▶ **WHAT TO DO**: The answer must be a single number: the count of lines in the listing that hold the string "SEAFDEC".

Start of Block

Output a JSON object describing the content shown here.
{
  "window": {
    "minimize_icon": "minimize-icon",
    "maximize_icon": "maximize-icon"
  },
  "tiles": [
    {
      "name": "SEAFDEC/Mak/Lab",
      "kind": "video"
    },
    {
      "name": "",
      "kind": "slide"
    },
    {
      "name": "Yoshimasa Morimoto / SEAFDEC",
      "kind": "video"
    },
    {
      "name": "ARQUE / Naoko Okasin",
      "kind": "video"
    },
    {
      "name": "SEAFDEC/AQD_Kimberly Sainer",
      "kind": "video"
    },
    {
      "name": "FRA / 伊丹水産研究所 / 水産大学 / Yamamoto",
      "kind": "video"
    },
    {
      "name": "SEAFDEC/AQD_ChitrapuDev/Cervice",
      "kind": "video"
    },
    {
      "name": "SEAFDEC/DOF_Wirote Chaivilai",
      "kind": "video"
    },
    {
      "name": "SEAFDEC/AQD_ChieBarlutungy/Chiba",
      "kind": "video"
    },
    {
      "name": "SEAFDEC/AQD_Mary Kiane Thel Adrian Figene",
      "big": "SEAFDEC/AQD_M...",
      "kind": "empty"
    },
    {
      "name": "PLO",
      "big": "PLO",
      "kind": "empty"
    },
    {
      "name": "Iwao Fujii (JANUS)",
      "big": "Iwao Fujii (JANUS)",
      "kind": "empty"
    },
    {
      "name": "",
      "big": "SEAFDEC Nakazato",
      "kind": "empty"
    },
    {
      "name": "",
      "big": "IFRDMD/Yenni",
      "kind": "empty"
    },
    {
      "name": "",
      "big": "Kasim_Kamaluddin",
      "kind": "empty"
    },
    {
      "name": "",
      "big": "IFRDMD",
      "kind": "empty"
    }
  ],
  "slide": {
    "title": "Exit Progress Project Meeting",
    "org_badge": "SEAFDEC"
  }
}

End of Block
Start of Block

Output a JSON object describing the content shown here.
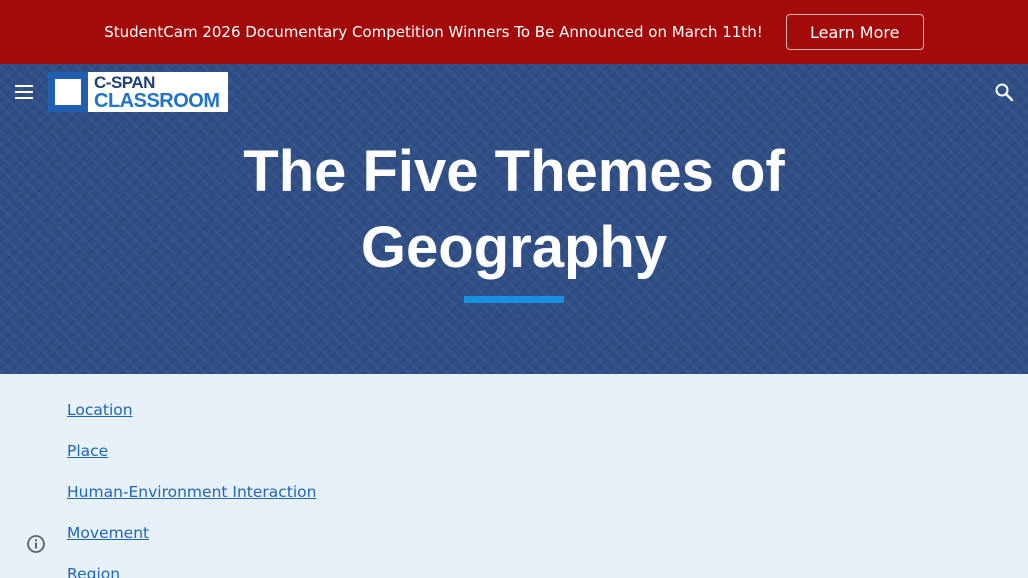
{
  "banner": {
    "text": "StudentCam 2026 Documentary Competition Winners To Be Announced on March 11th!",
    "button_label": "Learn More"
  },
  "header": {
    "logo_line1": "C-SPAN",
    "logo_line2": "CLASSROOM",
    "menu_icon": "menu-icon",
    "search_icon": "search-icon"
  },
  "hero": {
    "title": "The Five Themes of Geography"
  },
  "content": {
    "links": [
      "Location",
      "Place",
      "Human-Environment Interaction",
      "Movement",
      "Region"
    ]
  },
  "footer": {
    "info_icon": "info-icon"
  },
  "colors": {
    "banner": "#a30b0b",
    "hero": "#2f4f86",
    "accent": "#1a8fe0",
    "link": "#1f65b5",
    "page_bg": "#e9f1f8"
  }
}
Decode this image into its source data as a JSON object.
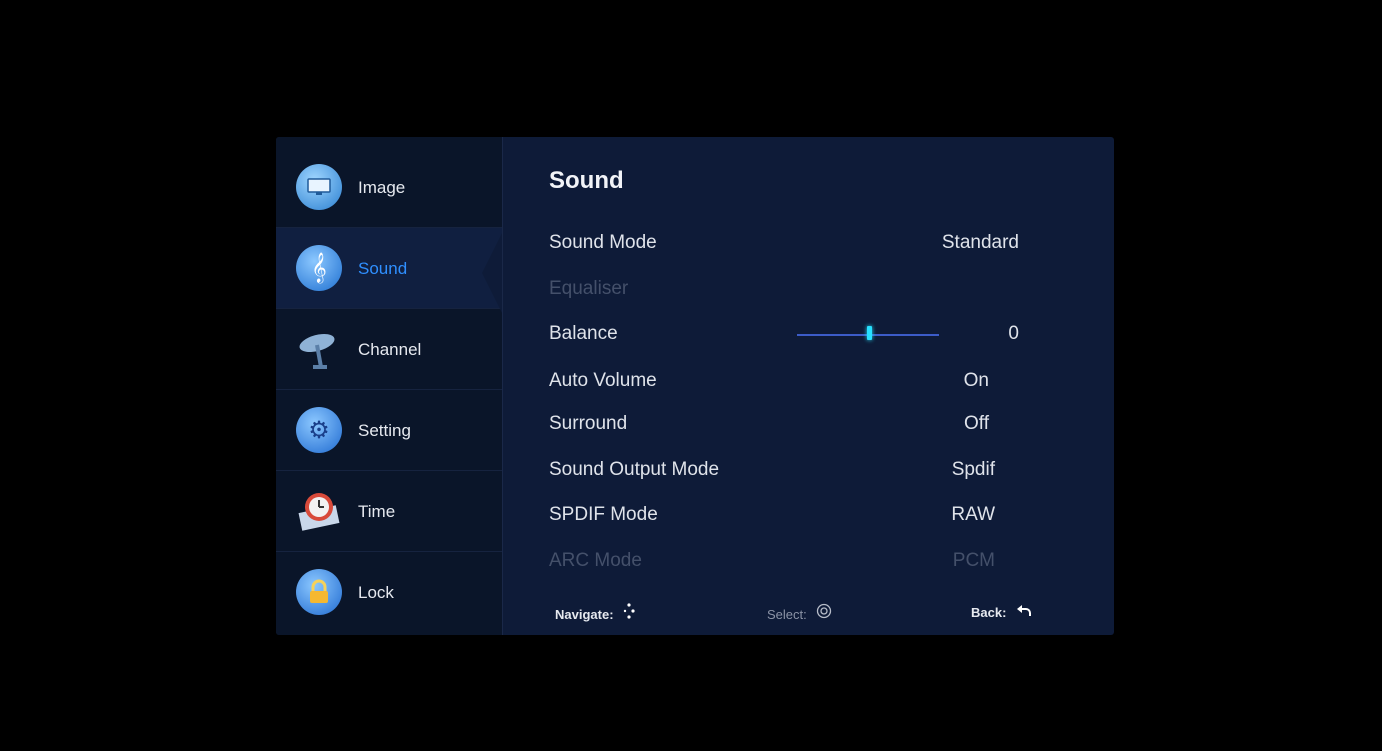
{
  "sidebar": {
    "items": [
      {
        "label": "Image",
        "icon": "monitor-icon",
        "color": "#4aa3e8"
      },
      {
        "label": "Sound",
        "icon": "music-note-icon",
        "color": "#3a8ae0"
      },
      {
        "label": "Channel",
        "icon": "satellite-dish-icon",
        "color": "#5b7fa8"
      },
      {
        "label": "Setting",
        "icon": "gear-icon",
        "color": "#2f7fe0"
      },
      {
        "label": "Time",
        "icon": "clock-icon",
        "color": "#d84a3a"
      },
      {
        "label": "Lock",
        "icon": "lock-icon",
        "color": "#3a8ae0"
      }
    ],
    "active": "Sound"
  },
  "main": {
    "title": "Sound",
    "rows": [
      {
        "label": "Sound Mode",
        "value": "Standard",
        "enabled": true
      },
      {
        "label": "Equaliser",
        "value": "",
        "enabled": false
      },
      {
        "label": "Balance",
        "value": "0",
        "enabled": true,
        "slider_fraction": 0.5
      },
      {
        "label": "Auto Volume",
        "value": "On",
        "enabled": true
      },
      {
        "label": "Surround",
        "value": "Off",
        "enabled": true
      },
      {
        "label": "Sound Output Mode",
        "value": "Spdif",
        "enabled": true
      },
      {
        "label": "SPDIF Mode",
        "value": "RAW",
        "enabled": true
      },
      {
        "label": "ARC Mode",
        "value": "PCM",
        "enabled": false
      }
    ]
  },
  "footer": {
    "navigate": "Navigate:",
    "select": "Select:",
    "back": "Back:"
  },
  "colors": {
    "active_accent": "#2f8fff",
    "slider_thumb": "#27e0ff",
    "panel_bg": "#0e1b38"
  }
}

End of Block

▶ **SOLUTION TO THE PROBLEM**: 10